He's been feted from Tehran to Khartoum. He's made virulently anti-Israeli statements and reportedly collected pledges worth millions of dollars for his militant Palestinian organization.
Now, Sheik Ahmed Yassin, founder and charismatic spiritual leader of the Islamic group Hamas, is coming home to the Gaza Strip, his stature enhanced by a triumphal, four-month tour of the Middle East.
And he is likely to pose new challenges both for Israel and for Palestinian Authority President Yasser Arafat.
"Sheik Yassin has been received as a leader by the leaders of the Arab world and Iran," said Ziad abu Amr, a Palestinian legislator and political scientist. "That has increased his prestige and that of Hamas in the eyes of many Palestinians"--and has made his movement an even more formidable rival to Arafat's Palestinian Authority.
Hamas violently opposes the Israeli-Palestinian peace accords and is believed responsible for suicide bombings that have killed scores of Israeli civilians in the past three years.
Ever eager to co-opt his competition, Arafat recently invited Hamas and other opposition groups to consult on the appointment of a new Palestinian Cabinet. Hamas agreed to give Arafat the benefit of its "advice," as one official said this week, but flatly rejected the notion of joining his government.
And no wonder, judging by recent public opinion surveys.
Yassin's popularity among Palestinians, while low compared with Arafat's, is inching up. At the same time, support for Arafat, closely linked to the failing peace process with Israel, is dropping: 8% of Palestinians said in a recent poll that Yassin is the political figure they find most trustworthy, up from 5% last fall. In the same period, Arafat's standing dropped to 38% from 46%.
Yassin, 62, was freed from an Israeli prison last fall in exchange for the release of two Israeli agents who had tried to kill a top Hamas political leader in Jordan. He is expected to return to Gaza within a week.
He set out Feb. 19 on a visit to Cairo for medical treatment. But Yassin, who is blind, nearly deaf and confined to a wheelchair, then embarked on a journey that might have exhausted many a younger, healthier man.
He visited Saudi Arabia, Qatar, the United Arab Emirates, Yemen, Iran, Kuwait and Sudan. He was greeted in each country with the ceremony accorded a head of state. Some nations, like Kuwait, bear grudges against Arafat for his backing of Iraq in the Persian Gulf War and were eager to bestow favors on a rival. Others, including Saudi Arabia, sought to mollify their own Islamic opposition movements by supporting Yassin.
He was quick to take advantage of his standing to publicize Hamas goals.

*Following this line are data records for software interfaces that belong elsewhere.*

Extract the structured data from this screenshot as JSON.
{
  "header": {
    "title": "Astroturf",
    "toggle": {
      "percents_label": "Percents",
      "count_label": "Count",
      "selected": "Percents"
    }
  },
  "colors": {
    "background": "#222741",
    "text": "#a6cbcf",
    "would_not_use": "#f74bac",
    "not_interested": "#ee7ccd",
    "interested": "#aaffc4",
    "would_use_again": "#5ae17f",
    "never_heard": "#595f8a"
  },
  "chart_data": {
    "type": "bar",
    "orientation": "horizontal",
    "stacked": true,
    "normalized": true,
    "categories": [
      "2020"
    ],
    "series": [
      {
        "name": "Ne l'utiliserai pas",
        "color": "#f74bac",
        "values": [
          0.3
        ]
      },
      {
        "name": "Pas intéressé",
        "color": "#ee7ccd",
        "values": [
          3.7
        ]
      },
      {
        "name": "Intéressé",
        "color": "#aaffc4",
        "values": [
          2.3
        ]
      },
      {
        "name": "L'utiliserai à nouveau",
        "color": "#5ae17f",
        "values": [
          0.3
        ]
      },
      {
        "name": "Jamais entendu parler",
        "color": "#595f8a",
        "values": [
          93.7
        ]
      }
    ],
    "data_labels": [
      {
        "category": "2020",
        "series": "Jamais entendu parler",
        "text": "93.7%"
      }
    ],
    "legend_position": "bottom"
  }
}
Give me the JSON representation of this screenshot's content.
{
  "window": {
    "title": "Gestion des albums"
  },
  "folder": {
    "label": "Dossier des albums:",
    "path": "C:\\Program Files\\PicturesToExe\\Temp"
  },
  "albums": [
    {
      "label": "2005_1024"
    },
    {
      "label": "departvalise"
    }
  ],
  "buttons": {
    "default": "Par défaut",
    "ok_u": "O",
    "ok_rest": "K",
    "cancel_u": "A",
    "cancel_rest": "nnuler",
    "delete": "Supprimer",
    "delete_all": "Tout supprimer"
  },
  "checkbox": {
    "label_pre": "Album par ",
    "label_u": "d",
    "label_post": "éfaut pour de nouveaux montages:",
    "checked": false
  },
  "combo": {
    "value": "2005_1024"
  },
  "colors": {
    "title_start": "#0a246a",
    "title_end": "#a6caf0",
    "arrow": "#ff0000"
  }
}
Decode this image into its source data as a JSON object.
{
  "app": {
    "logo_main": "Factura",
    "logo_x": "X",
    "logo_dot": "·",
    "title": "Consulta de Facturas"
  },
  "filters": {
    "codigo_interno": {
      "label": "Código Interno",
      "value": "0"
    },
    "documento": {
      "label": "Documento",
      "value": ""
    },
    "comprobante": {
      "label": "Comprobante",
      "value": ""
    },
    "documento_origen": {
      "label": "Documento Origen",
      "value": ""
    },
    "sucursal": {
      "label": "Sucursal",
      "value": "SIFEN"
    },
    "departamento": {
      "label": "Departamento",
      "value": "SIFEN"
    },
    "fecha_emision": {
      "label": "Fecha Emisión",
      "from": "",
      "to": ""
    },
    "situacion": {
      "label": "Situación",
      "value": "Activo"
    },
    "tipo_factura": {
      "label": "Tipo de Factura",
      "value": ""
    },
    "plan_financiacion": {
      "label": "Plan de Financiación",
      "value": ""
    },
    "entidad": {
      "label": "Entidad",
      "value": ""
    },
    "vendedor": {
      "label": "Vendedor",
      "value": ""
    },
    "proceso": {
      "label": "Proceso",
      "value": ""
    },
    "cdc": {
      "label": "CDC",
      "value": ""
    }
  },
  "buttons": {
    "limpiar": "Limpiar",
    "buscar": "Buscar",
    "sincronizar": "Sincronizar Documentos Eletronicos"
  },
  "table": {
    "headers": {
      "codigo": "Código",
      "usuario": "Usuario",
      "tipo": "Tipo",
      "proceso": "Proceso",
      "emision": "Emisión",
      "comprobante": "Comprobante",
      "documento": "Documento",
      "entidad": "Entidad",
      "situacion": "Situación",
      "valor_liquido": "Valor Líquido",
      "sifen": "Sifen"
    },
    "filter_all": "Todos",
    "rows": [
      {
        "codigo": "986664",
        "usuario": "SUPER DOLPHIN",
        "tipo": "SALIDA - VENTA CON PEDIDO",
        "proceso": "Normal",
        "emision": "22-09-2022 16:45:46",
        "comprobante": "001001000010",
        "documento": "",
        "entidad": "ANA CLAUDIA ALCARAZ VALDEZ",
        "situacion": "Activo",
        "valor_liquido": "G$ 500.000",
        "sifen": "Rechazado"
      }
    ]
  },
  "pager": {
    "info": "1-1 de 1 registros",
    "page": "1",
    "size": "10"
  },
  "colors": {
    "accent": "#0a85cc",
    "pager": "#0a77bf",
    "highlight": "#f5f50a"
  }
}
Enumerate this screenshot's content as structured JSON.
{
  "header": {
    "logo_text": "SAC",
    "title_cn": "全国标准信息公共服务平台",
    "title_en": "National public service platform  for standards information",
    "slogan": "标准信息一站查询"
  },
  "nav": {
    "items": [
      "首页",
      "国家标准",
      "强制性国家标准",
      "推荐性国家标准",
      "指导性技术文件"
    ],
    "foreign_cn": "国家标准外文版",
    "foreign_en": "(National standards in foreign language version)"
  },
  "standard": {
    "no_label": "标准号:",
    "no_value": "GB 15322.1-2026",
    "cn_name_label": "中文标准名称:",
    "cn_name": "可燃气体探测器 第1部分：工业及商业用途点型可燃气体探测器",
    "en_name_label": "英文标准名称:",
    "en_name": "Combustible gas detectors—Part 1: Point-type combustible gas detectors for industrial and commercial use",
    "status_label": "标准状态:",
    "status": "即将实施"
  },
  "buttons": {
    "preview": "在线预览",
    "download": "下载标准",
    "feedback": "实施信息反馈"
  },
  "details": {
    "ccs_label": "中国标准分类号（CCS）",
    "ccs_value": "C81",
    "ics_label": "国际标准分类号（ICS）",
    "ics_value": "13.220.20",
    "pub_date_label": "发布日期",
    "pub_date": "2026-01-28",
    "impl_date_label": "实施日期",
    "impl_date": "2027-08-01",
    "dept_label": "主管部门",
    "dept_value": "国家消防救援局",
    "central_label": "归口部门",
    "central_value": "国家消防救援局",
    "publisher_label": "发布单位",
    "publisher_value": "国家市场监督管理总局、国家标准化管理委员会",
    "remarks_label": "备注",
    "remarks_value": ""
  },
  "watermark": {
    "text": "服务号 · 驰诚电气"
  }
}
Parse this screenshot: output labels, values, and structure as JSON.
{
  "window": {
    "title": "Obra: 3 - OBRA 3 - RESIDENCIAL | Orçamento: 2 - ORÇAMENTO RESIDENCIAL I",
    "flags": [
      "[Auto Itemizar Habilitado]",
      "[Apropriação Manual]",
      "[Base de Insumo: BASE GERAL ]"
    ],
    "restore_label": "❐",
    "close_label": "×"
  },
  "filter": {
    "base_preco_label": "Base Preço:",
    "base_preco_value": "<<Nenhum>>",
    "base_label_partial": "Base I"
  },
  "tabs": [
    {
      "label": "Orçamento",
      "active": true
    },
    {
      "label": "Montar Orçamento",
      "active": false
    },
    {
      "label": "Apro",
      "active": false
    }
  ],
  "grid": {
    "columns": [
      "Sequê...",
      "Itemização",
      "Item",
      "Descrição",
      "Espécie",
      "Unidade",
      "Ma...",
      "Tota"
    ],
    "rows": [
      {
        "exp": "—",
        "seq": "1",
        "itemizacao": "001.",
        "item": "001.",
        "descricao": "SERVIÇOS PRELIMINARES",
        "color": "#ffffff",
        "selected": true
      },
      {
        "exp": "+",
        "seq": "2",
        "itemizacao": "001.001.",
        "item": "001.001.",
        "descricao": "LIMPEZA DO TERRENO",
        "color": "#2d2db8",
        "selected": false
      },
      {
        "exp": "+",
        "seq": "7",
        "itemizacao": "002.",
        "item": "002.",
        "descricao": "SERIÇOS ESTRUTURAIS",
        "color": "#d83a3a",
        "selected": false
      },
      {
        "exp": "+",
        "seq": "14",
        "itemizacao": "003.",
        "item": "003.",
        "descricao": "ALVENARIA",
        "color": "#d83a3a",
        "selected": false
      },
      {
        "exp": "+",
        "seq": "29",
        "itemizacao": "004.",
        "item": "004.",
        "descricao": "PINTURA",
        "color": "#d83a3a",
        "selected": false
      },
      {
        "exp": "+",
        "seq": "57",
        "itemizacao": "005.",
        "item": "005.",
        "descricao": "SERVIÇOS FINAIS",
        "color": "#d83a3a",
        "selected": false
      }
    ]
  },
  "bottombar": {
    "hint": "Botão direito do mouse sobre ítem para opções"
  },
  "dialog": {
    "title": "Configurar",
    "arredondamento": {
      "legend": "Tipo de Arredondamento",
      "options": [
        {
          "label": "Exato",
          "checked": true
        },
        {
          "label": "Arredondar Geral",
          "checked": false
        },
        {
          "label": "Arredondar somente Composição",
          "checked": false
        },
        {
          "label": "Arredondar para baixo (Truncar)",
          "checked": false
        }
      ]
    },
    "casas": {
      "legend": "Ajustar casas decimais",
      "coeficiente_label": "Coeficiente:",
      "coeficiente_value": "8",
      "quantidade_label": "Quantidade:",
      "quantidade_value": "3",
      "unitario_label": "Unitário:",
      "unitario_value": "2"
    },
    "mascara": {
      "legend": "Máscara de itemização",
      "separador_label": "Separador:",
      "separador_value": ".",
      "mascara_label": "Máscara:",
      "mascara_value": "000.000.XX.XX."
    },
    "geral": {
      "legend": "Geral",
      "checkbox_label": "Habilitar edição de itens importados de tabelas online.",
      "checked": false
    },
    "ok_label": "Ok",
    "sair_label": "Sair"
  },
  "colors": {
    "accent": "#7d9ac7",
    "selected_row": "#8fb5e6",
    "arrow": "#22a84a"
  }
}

Talks with Israel are "a waste of time," he said in Damascus, the Syrian capital. "The first quarter of the next century will witness the elimination of the Zionist entity and the establishment of the Palestinian state over the whole of Palestine."
He reportedly raised about $50 million, including $25 million from a member of the Saudi royal family. But he said the money will be used to support Hamas' network of social welfare programs, including children's camps, medical clinics and orphanages, and not what it calls its "military operations."
Still, many people, Israelis and Palestinians alike, have found his tireless fund-raising and militant statements unsettling, with analysts on both sides estimating that the peace process is now so fragile that one more suicide attack could derail it for good.
But even without such attacks, Yassin's new prestige could make progress toward peace--for Arafat and others--even more difficult than before. "Hamas is likely now to adopt a more activist internal policy," said Khalil Shikaki, head of the Center for Palestine Research and Studies in the West Bank town of Nablus. "That could begin to really threaten Mr. Arafat."